There’s a lot more crying in the Marines than you’d expect from the fetishized image packaged for pop-consumption. In fact, the first thing you do as a Marine is cry. The end of boot camp includes a grueling 54-hour test of your physical, mental, and cooperative abilities culminating in a ceremony where your first Eagle Globe and Anchor (the symbol of our beloved Corps) is placed in your hand. The crying isn’t just for the artifact in your palm but also seeing your drill instructor smile, address you with respect, and call you a Marine.
If that doesn’t get you, Lee Greenwood blaring over the loudspeakers certainly will.
Much of a Marine’s world is hidden from civilians. Our culture from our clothing to our language is our own. We are a familial pack with fierce loyalties and fiercer love. So much love in fact, that crying is unavoidable. Imagine if you will, that your brother or sister at any moment would actually lay down their life for you, then multiply that by thousands of brothers and sisters. But it isn’t only the eminence of danger that stresses you, but also the drama that comes with family.
My service as a Russian linguist in the Marines ended in 2002, but my experience as a Marine is a story without end.

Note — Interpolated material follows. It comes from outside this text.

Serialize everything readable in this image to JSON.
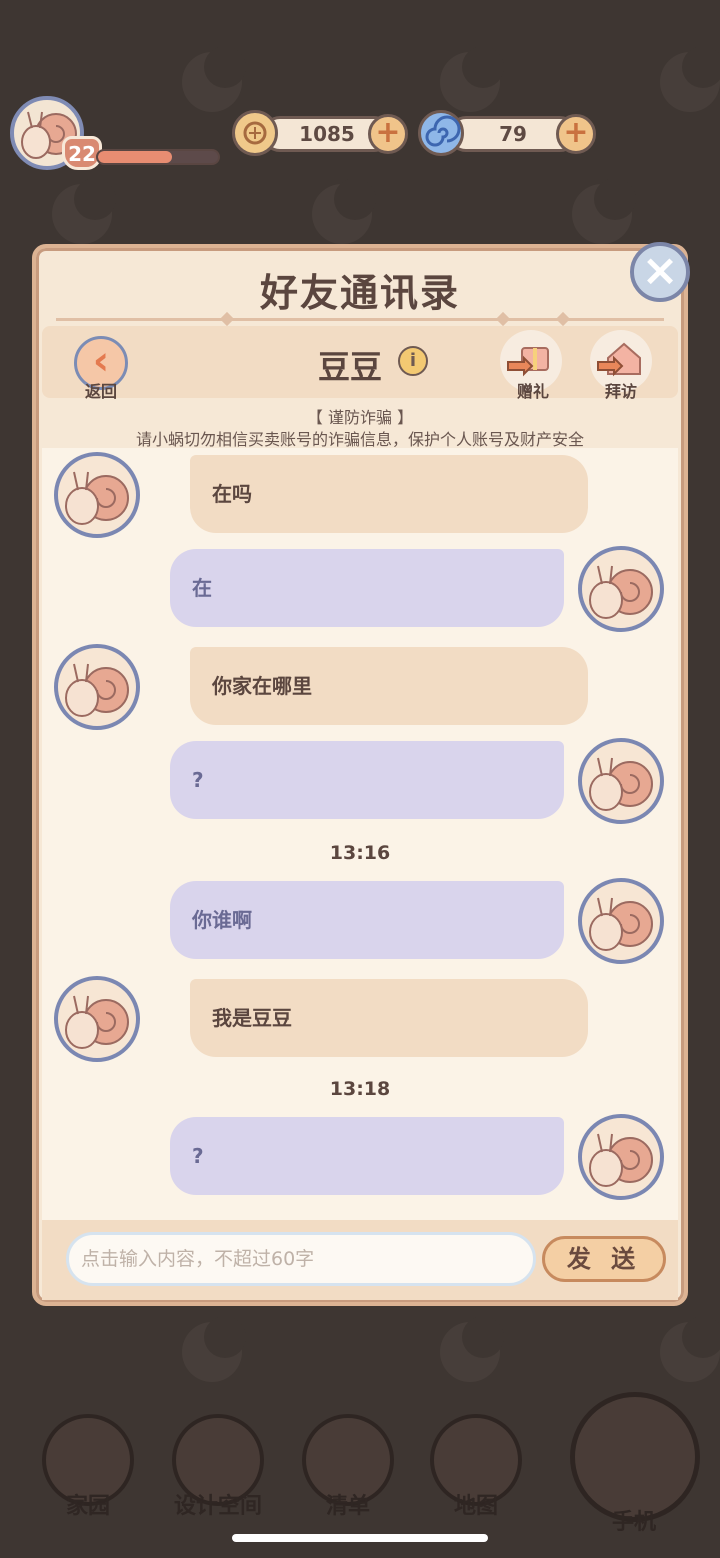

I meet new members of my extended family every day and, from time to time, I encounter some I knew quite well in unexpected places. We talk about our family drama and wax about what was. It never gets old, even as I slowly do.
Two years ago, on a Sunday morning, I woke up and began fumbling through my Facebook mailbox. There, under the “other” box, was a message from a corporal I hadn’t seen since my tour of duty had ended. The message was long, but one sentence conveyed all the intended meaning: “I’m sorry I didn’t try harder to stick up for you.” Again, the tears.
You see, this Marine and I were quite close. We’d gone out on the town clubbing, sat on E-tools eating MRE’s in the black of night, and we’d traded jabs in the barracks about newbies trying to pass off jokes as anecdotes for attention. In his letter, he detailed how not standing up for me when discussions got nasty was, in his words, the “greatest regret of his five years in Marines.” People didn’t know for sure I was gay, but most suspected it.
The irony of “don’t ask, don’t tell” was that not telling was itself a giveaway. As a gay Marine, life in the corps was often difficult for me. I like to think I hid it well with smiles and overachievement, but when you know someone well enough, you can always tell when something is wrong.
It was my friendships with Marines like this corporal that kept me alive, kept me going. But, the one thing we never shared was my constant fear of being kicked out or of being killed by one of my own. That I endured on my own. After a few incidents with my Recon company, I even went so far as to move off base because of fear for my safety. It’s an unsettling feeling to be afraid of your own family.
I took half a day to collect myself before sending the corporal from my past a friend request and trying to compose a response. The response, I’ll admit, was fumbled and half dismissive.
Today, the paper walls that separated Marines from one another have been shredded. A deep part of me aches to know the freedom to love my fellow Marines with unedited trust. “Were that I could do it again,” is a sentiment common in nearly all Marine vets. I chose to join the Marines for too many reasons to count, but being gay was never part of the equation. For the most part, I didn’t even know I was gay, or rather, I hadn’t admitted it to myself. The reasons why I didn’t reenlist are a much shorter list. At the top was DADT.
Once I came out to me, the military stopped being a place I could continue to learn about myself. It became something that was stopping me from knowing that person.
A year after repeal, I can’t help but be caught up in the fantasy of it. Over and over I’ve relived every detail back to the white buses, yellow footprints, quarterdecks, and campaign covers. I’ve rewritten the story of my service with me bringing a “real” date to the Marine Corps Ball or for “mando-fun.” I’ve relived conversations free of pronoun games. I’ve imagined actually going on dates instead of having rendezvous.
There’s nothing like the Corp’s culture of “hurry up and wait,” “good to go,” and in which everyone answers “How are you?” with “Outstanding!” To all current service members, I envy the freedom you have on your journey. But to the corporal who wrote me that Sunday morning, if you allow me to say it all over again, I’d say it differently. I’d say:
“I’m sorry that what I went through hurt you. And, I’m sorry that I couldn’t share with you the details of the hardship I faced. Sometimes, I was scared. Sometimes, I worked so hard not because I wanted to prove what I could do, but because I was afraid I'd lose everything if I didn’t. I wanted very much to trust you with more. It’s a sad thing when brothers have to love one another through walls. Please, don’t ever think that my lack of disclosure represents any lack of love for you. I miss you.”
BRETT EDWARD STOUT is a veteran corporal in the U.S. Marine Corps. He is the founder of the Gay Marines Facebook page and is a contributing writer toThe Advocate.